Collingswood loves its park-to-go
It hasn't even been around a full week yet, but the verdict is already in: Collingswood loves its parklet. Then again, a week ago most people in town probably didn't know what a parklet was.
It hasn't even been around a full week yet, but the verdict is already in:
Collingswood loves its parklet.
Then again, a week ago most people in town probably didn't know what a parklet was.
In the case of Collingswood, it is a mobile platform complete with tables, chairs and benches, faux wrought-iron trim, and a planter sprouting red and yellow flowers.
Paid for by the borough and the business improvement district, it has been a fixture on Haddon Avenue outside the Grooveground cafe since its debut Thursday.
"We've gotten nothing but rave reviews," Mayor James Maley said.
"We immediately drew a crowd," said Cass Duffey, Collingswood's community development director.
In addition to providing more public gathering space, it is hoped the parklet will give a boost to downtown businesses, she said.
The comments on the borough's Facebook page have been numerous and stellar:
Giovanni Caffarella, 33, a resident and musician, was enjoying the parklet despite Monday's heat.
"It's very West Coast-minded," Caffarella said.
How it came to be is very Collingswood.
Last year, the borough held a contest for local artists to suggest artwork ideas to grace Knight Park.
Then-resident Jason Miller knew of parklets in other places - Philadelphia, for one - from his work in urban planning. He said he designed one with a Victorian flavor that he thought would reflect Collingswood.
Miller's submission did not win that contest, but borough officials so loved his idea, they set out to make it happen.

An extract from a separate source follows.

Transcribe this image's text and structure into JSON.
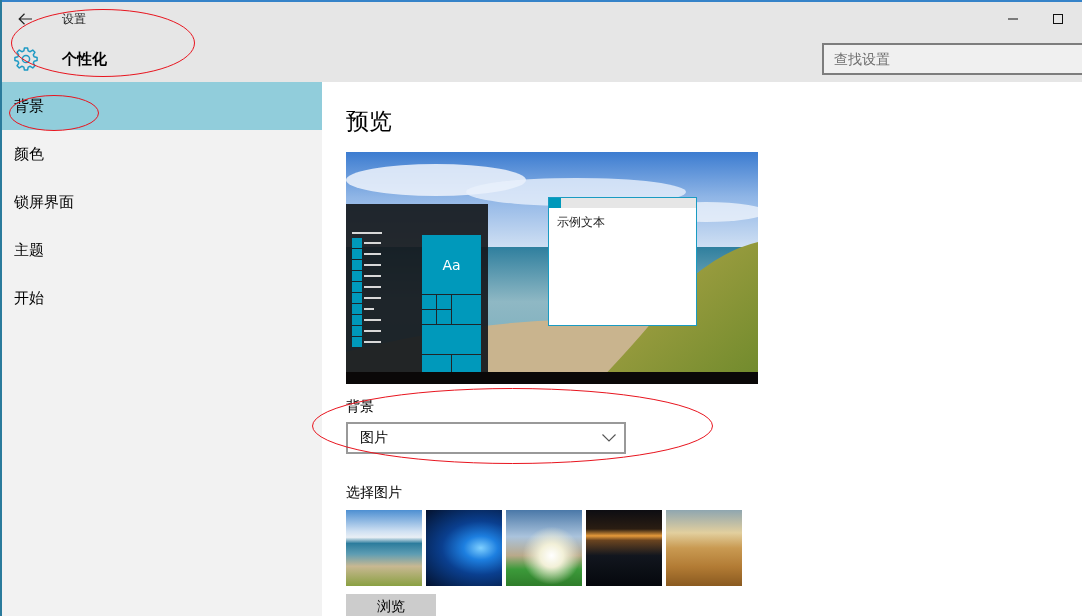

The parklet's entire budget was $5,000, Duffey said. The borough's public works department built the parklet with some help from Miller and his father-in-law.
Commissioner Joan Leonard helped nail down the details that would make the parklet Collingswood-consistent - the flowers, the porch-like feel.
What wasn't fully anticipated was how much it would be embraced.
Leonard said she went by about 9 a.m. Monday, and "it was jumping. It's like a party on wheels."
Mike Snyder, a co-owner of Grooveground, said the parklet had been a draw since it was parked out front Thursday afternoon.
"Within a half-hour, everyone was just coming up to it in amazement," Snyder said. "I wish I could keep dibs on it all summer long."
But that's not the plan. About every three weeks, it will be moved to a different location on Haddon Avenue, Duffey said.
It will probably be kept in use into the fall, but winter revelers might want a place to sip their cocoa.
"It was real nice to be able to put something on the street that people were so responsive to," she said.
Who knew something just two parking spaces long could get so much love?